If the Body is a Metaphor
“Not all women menstruate and not all people who menstruate are women.” –Emmy Coletti
If the body is a metaphor
mine has been mistranslated,
conjugated by a mouth
that grew up chewing
a different syntax. Maybe
it was supposed to be a superlative
for this is how to adore
something less fleeting. Or
maybe it was supposed to be an imperative
bruised out through the hole of my mother’s
Or maybe I was supposed to be passed on
from one mouth to another
evolving with each rumor
that sustains me.
I want someone to give me a kiss
I can hold on to
for later when I need one,
for when my body grows
between the female and male phrases, belonging
to both, and neither, at once.
I would kiss you just to comma the moment
but I don’t know where my mouth has been.
At night, I lie awake
even in my sleep.
Tonight, my jaw feels
I forgot to shave my face
and now I can’t stop touching the quotations
fuzzing my cheeks
until a period burrows through my gut like teeth.
What if my body is actually trying to ask you
not to make me an asterisk
in a text about anything human?
I am a female man
but I am not a footnote
that will lie down
I am pregnant
five minutes ago, will be for the past eleven weeks,
but I can’t leave my context.
I lie here, twisting among sheets, and bleed
right through the page.
I know I should end the poem here, but
I have a right to be saved.
Yet, so long as I freeze the moment,
I am still pregnant
I don’t want to be past tense—
not when I could be present

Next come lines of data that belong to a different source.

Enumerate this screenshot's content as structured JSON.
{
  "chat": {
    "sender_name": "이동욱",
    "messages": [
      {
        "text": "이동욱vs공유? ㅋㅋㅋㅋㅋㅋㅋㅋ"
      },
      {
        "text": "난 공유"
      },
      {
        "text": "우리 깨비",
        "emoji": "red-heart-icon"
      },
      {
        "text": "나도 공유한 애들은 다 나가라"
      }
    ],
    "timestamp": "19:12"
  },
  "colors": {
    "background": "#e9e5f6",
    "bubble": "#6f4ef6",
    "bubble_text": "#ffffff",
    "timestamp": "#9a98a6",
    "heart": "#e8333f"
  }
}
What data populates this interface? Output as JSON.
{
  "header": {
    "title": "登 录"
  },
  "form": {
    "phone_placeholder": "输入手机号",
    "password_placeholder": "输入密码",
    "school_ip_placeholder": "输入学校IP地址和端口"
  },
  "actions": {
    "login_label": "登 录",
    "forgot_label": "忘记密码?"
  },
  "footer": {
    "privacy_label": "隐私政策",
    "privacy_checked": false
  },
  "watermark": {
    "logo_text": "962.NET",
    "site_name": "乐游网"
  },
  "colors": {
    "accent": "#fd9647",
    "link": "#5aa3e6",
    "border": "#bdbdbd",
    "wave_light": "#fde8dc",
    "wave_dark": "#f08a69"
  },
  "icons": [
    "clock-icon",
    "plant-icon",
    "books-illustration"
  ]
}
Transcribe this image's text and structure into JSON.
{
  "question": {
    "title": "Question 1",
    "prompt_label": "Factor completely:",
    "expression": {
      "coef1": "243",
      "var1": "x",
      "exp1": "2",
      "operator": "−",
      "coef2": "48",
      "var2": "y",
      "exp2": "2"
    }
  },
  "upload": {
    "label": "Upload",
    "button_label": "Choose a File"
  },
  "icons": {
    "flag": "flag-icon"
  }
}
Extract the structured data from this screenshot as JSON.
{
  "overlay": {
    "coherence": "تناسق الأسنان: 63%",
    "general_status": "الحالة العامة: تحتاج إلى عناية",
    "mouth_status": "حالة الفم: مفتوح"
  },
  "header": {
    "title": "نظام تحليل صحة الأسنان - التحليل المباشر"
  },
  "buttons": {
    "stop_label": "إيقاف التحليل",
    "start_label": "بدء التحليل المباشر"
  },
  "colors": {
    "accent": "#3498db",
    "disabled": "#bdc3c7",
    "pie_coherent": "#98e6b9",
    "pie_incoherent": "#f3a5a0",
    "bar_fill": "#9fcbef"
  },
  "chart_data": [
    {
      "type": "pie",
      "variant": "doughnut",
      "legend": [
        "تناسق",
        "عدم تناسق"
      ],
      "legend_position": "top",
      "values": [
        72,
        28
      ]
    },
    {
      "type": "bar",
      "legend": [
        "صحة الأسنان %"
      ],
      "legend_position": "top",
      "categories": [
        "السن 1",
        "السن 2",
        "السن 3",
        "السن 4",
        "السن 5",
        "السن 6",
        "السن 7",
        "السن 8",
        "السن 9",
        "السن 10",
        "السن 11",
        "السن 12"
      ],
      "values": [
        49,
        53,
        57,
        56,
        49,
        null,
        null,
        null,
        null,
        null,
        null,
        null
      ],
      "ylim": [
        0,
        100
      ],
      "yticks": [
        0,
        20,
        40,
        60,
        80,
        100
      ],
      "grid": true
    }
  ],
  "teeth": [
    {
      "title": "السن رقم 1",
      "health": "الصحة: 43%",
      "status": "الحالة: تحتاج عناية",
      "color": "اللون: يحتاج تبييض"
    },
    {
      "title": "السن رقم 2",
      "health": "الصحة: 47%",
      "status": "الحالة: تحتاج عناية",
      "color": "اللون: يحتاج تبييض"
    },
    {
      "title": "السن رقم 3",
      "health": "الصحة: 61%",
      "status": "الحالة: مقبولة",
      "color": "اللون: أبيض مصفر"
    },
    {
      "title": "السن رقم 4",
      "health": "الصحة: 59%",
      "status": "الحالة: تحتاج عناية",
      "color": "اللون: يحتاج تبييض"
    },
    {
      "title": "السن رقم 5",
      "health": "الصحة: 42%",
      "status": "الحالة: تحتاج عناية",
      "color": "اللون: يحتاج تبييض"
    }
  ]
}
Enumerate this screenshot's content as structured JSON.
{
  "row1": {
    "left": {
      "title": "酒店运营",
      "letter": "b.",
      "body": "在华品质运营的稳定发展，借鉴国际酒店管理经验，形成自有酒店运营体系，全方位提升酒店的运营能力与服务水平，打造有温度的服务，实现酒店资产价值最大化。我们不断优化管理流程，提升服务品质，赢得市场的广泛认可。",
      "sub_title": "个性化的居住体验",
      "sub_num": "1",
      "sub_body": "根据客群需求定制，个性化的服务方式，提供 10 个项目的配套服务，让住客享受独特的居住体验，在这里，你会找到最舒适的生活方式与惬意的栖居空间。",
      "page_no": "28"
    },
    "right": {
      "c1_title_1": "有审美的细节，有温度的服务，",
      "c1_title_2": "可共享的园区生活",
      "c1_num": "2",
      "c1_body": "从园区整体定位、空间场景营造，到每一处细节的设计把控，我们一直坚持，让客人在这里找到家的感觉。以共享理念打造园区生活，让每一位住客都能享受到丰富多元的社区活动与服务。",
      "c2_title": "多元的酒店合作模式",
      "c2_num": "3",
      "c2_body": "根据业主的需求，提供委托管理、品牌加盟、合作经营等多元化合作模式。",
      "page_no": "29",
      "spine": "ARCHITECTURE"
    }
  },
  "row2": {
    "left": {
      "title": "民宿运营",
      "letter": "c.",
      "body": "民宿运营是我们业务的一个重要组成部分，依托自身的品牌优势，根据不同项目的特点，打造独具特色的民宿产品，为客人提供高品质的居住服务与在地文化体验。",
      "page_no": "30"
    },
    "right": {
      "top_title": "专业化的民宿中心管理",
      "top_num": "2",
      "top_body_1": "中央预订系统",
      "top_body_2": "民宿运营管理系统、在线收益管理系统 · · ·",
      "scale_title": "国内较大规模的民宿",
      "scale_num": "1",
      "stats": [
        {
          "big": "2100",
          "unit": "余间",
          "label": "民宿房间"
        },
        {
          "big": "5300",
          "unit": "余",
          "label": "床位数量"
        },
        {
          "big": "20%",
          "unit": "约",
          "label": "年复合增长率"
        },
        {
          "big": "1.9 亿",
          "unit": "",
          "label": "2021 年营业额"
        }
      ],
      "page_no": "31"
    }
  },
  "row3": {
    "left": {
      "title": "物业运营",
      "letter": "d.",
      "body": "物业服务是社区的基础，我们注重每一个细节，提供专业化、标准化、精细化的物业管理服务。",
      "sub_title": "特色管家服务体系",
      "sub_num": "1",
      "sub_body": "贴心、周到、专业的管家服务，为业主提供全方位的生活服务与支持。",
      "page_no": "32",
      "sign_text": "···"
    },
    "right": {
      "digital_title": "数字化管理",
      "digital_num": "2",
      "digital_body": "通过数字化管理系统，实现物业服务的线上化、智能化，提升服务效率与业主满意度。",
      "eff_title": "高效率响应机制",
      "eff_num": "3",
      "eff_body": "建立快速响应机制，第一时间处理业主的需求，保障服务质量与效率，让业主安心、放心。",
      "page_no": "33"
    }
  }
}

and also full of the future.
This poem was a finalist in the Pleiades Poetry Prize and was published in Pleiades, Spring 2022